## PROMPT
A single number is the answer here: how many lines below include "Marinos"?

Dataset rows for apps and sites:
□ □ □ □ □ □ □

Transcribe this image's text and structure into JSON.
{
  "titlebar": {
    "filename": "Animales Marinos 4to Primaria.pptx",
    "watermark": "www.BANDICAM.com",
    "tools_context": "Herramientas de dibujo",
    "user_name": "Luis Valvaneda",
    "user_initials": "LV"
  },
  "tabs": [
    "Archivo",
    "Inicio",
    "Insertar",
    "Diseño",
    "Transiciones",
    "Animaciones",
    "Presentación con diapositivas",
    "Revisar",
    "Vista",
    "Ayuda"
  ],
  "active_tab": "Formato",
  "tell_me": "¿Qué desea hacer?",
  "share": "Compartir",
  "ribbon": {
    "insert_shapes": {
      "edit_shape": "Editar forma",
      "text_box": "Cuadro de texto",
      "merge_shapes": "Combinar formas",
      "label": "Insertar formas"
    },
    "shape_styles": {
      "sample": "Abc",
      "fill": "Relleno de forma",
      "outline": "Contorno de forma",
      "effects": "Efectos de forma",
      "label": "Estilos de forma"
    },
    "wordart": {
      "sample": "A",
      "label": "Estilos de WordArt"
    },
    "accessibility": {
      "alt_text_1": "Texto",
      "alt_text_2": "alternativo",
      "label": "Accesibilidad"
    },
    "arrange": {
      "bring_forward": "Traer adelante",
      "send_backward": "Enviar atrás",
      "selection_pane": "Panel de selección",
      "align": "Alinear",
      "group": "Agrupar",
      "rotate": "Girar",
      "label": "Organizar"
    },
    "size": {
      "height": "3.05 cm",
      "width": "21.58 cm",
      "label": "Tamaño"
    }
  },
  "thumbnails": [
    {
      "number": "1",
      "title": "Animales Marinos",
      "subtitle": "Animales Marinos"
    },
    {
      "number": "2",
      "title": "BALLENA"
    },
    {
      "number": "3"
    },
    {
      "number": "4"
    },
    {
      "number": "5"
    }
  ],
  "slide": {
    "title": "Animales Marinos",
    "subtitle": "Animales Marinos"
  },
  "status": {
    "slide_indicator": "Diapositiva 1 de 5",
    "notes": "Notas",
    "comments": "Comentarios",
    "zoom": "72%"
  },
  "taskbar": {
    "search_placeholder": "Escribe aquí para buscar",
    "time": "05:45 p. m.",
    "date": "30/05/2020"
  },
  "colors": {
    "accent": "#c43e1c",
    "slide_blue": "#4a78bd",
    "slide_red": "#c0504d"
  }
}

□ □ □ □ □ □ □

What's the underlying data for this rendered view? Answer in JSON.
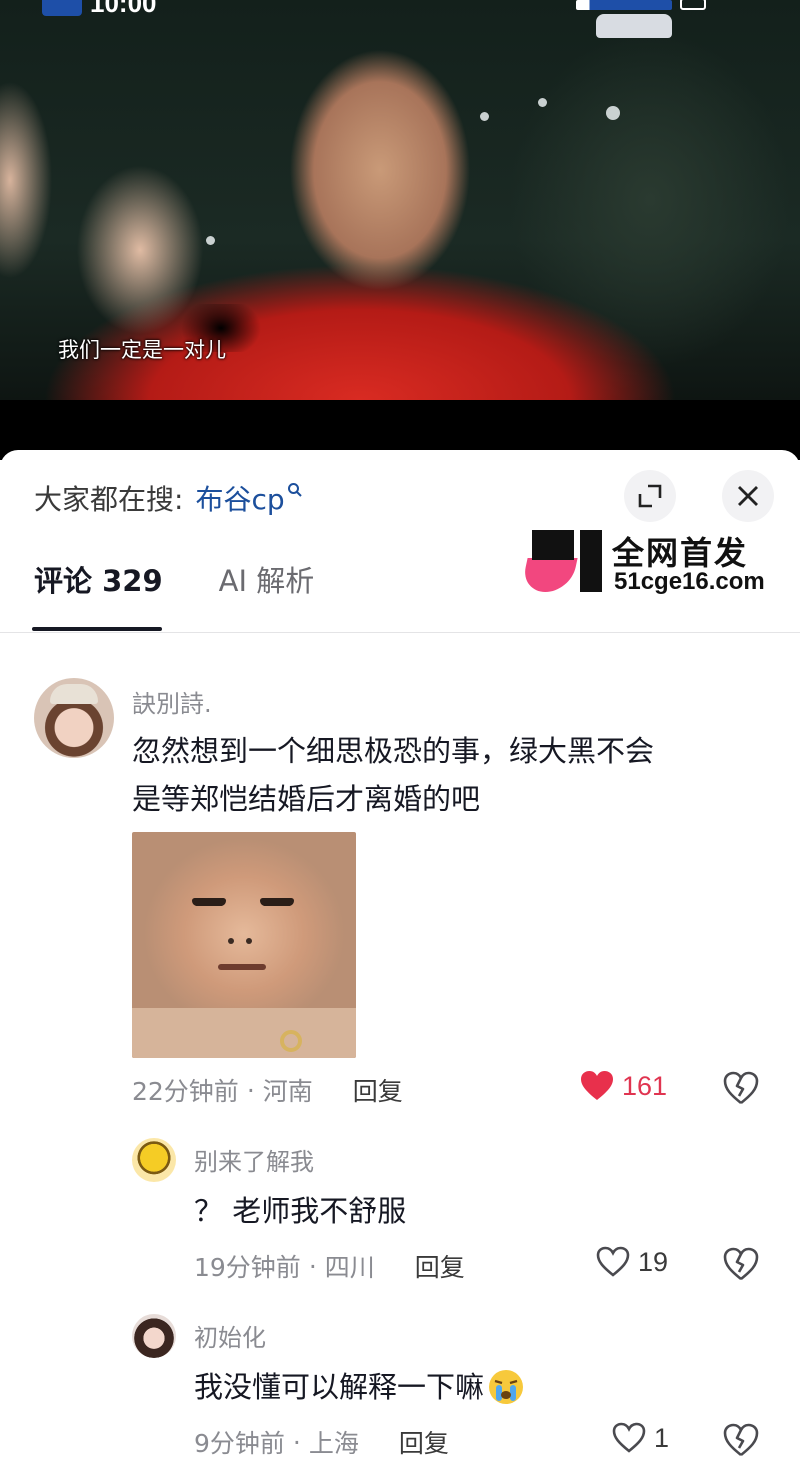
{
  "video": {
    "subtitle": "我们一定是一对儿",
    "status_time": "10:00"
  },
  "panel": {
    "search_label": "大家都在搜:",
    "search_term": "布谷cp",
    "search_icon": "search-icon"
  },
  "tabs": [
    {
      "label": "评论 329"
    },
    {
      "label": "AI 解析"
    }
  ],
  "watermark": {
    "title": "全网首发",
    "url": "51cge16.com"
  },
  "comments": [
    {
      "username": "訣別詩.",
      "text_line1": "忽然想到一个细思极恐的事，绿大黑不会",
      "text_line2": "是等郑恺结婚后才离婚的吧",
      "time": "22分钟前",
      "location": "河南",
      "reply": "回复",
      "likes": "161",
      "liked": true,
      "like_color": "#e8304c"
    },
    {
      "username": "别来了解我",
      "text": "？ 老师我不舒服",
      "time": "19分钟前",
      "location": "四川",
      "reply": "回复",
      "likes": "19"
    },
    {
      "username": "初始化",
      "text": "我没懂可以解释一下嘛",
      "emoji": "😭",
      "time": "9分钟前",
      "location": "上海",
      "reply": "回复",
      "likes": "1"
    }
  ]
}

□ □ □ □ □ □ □

## ANSWER FOR THE TASK
5